LUKE JENSEN: Cyclops machine; microphones; so the TV and the people at home can hear the players going about things. I wish the technology like was around that you could actually wear a wirless mic that you could play in it, so you could hear doubles teams talk; have coaches on the court. I think more better introductions -- I am on the stadium court; they run down this biosheet without this great introduction, make it a package that is fan friendly. Hey guys, you know we are going to have fans out here; you are going to have a good atmosphere; going to be fun; an announcer says, now introducing, you know, the Jensen brothers, 1993, instead of the (in monotone voice) Jensen Brothers. . .

MURPHY JENSEN: A lot of times what people don't understand like in golf if someone came up with a PGA card, said yeah, I am on the Tour; he is considered great, but if you know, so and so played Sampras in the so and so, no one HAS seen HIM before because he is not on TV every week; he is-- someone says, are you a teaching pro; are you this or that and the player says, no, I am on the Tour, well, how can you make a living doing that? It just -- they should -- just by the fact that someone is in the U.S. Open should be a great thing. He has won something to be here. He has had some great wins; therefore, should say he has had wins over Lendl or so and so, you know, just to --

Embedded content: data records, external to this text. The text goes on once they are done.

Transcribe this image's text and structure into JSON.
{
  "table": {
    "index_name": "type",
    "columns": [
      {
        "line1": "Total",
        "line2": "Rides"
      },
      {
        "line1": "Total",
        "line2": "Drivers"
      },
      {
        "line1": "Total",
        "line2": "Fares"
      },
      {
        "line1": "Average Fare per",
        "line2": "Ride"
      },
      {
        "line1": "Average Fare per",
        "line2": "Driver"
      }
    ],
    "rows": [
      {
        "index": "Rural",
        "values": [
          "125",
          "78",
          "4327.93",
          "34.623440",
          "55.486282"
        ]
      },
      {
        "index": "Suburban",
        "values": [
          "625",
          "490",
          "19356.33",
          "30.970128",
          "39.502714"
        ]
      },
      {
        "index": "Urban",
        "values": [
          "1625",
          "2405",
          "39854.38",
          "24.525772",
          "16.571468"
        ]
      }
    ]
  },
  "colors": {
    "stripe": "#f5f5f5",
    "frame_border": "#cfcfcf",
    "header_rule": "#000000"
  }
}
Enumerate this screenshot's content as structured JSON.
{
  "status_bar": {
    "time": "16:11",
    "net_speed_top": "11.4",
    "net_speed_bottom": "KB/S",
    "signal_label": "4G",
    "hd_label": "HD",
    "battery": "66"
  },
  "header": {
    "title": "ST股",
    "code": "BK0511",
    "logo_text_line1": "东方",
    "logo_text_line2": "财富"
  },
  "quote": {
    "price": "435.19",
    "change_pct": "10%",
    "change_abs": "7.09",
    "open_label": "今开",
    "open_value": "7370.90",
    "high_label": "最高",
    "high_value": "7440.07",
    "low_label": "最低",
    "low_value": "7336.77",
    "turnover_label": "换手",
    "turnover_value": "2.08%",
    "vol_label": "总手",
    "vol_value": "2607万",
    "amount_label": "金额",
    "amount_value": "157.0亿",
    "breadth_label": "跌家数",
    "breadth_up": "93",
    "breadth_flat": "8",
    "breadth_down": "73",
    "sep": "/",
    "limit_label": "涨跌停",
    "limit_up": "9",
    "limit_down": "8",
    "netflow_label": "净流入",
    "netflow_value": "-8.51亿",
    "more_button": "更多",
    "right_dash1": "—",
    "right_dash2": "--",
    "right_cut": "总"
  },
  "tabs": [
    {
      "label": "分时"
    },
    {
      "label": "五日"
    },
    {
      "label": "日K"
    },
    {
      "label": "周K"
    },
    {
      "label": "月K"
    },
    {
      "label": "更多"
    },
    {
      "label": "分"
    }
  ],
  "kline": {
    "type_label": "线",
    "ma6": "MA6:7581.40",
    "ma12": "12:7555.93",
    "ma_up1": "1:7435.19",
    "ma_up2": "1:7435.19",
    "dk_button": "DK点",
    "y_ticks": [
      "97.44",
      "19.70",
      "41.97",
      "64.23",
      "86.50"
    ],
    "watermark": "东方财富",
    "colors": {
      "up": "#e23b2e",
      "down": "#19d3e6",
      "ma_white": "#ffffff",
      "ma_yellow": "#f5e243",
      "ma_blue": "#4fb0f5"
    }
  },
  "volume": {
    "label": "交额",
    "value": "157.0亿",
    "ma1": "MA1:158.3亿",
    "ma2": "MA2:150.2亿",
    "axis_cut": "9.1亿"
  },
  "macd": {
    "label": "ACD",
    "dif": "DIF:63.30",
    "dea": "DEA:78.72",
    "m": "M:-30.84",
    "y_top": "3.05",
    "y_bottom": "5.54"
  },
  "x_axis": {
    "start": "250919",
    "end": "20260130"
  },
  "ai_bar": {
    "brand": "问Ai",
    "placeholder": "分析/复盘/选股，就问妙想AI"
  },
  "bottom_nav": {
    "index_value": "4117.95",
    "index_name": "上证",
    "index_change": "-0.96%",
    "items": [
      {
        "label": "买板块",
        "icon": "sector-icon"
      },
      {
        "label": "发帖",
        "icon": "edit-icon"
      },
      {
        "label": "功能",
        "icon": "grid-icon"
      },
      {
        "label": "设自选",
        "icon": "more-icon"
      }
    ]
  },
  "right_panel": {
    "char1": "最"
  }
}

LUKE JENSEN: Add enthusiasm.

MURPHY JENSEN: When Agassi met Muster at the French, people didn't know Muster. He is a great claycourter; won 20, 30 titles on clay.

LUKE JENSEN: I spoke with Andre about the music thing in New Haven; he was kind of-- Luke, what is going on. I read that you want music and all this stuff, you know, I just don't agree with what you are saying and I told him I said, it is just to get everyone in a good happy mood. If you have got a minute and 30, people announcing "buy Volvo cars" or buy so and so watches, I mean, what is wrong with a little background music while people are in and out and he said it really -- he wasn't bothered by it. He just thought people coming to see tennis didn't want to hear, you know, rock and roll music; all this stuff. Well, it doesn't have to be rock and roll. It is just something to, you know, during that minute 30 that people get in a good mood. It is fun, and I told him, he doesn't understand wherever he goes, every step is entertainment. Everyone is, hey, it's Andre, everyone is freaking out; he doesn't say Marc Rosset or somebody else who really isn't that exciting to watch, besides his huge serve, wherever one is just sitting there ". . . . Ace. . . Ace... Winner." Well, then he sits down and he is looking around and can you imagine if there was a coach on the court. You know, you would prevent tanking, you could hook him up wireless and you could hear what he is saying, and so many things you can do to modernize the game, and Andre doesn't see that. I said, Andre, let's go watch a match and look how real boring-- not boring, it is just the people don't -- they are not into it. You can't really give the player a high-five; let's have the off-court interviews with the fans. Can you imagine from the nose bleed section asking them if they have a question for Marc Rosset or Andre Agassi.

MURPHY JENSEN: Have monitors up there so they can see the match. You can't see the court up there.

Q. You want numbers on the player?

LUKE JENSEN: Yeah, I think names on the back would be unbelievable. You will know who is who. Those shirts are going to be the real thing. If you had an Andre shirt right now or Jensen shirt, what is the difference between the one we gave you or the one you bought in the store or at a bowling alley or mechanic shop -- full serve. . .

Q. Which one of you want a date with Gabriela Sabatini?

LUKE JENSEN: Both did. We both been turned down.

Q. She turned down a menage a trois?

KEVIN: Thanks, guys. You can answer if you want.


Q. Oh, geez.


LUKE JENSEN: Thank you.

Q. What a chance she missed.

End of FastScripts….

About ASAP SportsFastScripts ArchiveRecent InterviewsCaptioningUpcoming EventsContact Us
FastScripts | Events Covered | Our Clients | Other Services | ASAP in the News | Site Map | Job Opportunities | Links
ASAP Sports, Inc. | T: 1.212 385 0297